According to the data of the World Health Organization, 1.3 billion people in the world have visual impairment. According to anecdotes, the senses of hearing and touch of individuals who have lost their sight to a great extent are highly developed. We can say that the reason for this is that these people have to find their way in a different way. We can give Marvel’s Marthew Murdock, aka Daredevil, as a slightly eccentric example.
In a study by Washington University and Oxford University research teams, the brains of people who lost their sight at an early age begin to process the sounds around them better. In the study, the communication of the eardrums with the brain of people who had vision loss at an early age was investigated.
What is changing in the brain?
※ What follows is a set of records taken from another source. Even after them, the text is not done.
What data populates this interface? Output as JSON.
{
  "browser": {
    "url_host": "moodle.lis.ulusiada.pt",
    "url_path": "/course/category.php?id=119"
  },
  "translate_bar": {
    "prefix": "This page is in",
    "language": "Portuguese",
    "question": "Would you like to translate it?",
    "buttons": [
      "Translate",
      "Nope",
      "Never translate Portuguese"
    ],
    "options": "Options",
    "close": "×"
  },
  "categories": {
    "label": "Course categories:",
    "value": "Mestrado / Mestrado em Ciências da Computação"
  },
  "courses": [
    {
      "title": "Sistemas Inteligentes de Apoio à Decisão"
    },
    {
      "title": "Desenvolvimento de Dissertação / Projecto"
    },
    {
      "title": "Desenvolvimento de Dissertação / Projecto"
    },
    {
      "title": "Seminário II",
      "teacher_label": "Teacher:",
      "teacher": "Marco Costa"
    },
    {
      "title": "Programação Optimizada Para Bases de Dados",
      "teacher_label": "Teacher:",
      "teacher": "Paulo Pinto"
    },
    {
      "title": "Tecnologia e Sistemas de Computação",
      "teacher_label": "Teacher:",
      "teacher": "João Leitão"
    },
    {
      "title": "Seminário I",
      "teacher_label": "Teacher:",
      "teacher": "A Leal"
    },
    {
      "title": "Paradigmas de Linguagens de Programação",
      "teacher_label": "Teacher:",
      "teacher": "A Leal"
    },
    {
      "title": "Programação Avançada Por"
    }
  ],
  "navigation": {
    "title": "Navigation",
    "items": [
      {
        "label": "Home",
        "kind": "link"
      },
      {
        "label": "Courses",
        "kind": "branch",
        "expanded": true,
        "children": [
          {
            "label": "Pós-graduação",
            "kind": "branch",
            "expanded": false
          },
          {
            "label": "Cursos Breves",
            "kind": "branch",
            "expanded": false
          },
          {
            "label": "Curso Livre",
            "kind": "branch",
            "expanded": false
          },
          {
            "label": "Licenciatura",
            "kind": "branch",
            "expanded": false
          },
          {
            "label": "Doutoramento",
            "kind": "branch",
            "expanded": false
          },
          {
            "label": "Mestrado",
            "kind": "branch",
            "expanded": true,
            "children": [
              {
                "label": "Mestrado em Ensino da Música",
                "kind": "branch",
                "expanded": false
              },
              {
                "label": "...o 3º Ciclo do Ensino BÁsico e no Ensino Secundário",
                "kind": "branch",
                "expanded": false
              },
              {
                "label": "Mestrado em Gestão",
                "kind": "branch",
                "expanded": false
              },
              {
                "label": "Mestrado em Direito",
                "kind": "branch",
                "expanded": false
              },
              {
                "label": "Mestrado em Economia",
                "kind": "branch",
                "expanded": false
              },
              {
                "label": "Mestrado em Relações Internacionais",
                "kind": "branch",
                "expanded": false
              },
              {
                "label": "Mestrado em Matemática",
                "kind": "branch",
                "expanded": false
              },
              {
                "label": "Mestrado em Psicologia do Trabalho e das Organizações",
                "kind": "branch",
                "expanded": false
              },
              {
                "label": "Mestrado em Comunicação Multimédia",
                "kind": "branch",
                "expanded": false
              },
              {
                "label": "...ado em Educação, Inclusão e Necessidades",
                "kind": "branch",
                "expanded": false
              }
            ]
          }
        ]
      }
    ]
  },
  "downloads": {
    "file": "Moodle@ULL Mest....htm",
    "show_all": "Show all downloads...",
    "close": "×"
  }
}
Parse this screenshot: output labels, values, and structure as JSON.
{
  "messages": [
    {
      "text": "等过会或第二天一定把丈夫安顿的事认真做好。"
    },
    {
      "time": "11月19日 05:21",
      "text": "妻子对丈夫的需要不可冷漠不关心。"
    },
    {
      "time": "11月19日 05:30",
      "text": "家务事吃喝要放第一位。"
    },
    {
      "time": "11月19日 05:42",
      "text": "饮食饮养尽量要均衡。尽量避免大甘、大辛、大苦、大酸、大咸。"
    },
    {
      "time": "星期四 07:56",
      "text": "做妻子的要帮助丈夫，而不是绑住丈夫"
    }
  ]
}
According to the results of current research, when people experience vision loss at an early age, the occipital membrane (usually the structure that analyzes data from the eye) begins to receive and processes more data from other parts of the body. In other words, when the eye and brain are disconnected, the energy spent there is distributed to other senses, mostly hearing.